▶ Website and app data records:
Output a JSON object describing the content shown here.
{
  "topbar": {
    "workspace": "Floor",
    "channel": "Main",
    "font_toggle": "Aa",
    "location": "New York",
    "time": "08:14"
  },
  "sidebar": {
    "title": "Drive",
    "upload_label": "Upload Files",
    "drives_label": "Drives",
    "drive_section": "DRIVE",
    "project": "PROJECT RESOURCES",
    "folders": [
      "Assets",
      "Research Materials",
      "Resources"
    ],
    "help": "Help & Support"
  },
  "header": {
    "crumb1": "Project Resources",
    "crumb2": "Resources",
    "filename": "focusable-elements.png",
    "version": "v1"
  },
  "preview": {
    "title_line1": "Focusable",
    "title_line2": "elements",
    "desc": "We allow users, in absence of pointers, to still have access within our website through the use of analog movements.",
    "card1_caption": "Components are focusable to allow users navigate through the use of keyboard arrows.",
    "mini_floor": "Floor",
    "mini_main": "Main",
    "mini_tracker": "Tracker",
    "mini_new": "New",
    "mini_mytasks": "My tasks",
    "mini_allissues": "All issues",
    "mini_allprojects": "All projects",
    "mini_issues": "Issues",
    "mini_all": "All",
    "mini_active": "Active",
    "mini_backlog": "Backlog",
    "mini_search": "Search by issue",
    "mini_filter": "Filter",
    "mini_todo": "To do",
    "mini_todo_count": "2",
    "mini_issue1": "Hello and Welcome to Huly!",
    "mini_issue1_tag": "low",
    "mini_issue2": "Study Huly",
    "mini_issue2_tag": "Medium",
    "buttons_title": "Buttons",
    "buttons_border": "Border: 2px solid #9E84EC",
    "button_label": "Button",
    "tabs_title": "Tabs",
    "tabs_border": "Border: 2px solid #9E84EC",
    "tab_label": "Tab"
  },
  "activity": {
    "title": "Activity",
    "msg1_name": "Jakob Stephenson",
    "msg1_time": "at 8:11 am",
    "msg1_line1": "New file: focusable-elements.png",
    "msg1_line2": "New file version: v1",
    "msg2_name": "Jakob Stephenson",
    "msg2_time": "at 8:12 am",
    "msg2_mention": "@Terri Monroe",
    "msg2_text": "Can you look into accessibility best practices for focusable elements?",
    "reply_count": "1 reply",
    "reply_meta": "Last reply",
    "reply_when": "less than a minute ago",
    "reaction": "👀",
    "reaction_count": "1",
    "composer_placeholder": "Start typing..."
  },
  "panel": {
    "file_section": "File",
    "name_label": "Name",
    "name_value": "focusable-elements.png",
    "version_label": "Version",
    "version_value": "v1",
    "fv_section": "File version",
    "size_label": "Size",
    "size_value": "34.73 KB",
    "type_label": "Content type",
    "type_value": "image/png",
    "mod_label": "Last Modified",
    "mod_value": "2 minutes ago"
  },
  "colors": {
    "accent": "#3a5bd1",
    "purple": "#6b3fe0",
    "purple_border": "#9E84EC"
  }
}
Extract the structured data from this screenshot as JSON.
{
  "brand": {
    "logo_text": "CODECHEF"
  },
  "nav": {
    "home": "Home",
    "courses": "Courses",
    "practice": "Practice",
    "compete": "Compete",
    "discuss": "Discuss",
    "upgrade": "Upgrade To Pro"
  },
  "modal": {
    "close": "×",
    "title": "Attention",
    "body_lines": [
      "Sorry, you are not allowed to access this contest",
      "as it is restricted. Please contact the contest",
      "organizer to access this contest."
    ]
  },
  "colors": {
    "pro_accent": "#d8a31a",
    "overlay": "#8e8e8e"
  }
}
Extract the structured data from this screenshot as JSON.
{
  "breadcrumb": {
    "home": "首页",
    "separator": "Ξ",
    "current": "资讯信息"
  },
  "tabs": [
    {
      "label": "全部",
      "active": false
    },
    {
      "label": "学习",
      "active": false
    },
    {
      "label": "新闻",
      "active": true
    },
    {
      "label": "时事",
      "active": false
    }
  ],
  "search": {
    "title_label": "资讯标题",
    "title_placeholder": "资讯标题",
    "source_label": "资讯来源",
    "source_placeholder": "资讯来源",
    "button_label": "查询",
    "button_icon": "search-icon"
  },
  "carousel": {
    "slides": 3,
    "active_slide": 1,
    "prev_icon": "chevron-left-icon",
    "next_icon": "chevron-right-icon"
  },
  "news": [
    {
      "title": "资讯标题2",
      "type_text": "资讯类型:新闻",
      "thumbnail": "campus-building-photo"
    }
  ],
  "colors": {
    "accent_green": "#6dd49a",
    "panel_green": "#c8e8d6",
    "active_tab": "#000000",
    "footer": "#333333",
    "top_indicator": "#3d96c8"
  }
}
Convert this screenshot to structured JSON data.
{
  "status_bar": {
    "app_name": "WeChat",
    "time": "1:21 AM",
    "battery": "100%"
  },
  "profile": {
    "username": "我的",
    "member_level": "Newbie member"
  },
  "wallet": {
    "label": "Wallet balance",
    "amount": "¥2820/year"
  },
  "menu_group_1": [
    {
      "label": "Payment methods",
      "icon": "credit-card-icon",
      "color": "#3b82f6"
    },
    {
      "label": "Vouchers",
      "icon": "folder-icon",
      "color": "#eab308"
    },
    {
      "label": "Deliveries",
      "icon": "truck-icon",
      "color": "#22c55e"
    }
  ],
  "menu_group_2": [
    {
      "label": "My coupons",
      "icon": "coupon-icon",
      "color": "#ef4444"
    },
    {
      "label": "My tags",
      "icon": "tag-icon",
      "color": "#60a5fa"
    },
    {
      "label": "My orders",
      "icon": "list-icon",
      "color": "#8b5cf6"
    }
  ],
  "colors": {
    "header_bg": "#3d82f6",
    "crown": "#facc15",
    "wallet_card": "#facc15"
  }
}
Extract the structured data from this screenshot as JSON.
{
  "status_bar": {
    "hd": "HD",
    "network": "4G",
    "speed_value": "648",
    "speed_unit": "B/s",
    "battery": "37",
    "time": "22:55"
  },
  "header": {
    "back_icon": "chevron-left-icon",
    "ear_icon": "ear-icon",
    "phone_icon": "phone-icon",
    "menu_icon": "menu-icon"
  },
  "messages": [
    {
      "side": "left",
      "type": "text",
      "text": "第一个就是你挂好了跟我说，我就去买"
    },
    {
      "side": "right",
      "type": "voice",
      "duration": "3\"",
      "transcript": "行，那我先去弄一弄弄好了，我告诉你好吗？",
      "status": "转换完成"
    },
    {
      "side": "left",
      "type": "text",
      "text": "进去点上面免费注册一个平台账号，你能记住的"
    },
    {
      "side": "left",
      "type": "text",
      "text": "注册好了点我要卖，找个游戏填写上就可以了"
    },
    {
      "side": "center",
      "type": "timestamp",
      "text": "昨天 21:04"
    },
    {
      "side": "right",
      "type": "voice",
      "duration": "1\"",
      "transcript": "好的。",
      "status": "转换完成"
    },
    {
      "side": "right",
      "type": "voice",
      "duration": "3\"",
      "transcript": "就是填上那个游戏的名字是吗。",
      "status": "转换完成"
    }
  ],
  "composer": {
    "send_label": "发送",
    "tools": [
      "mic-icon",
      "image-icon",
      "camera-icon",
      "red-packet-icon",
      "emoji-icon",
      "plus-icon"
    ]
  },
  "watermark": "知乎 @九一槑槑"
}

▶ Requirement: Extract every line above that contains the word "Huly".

▶ Finished task:
    "mini_issue1": "Hello and Welcome to Huly!",
    "mini_issue2": "Study Huly",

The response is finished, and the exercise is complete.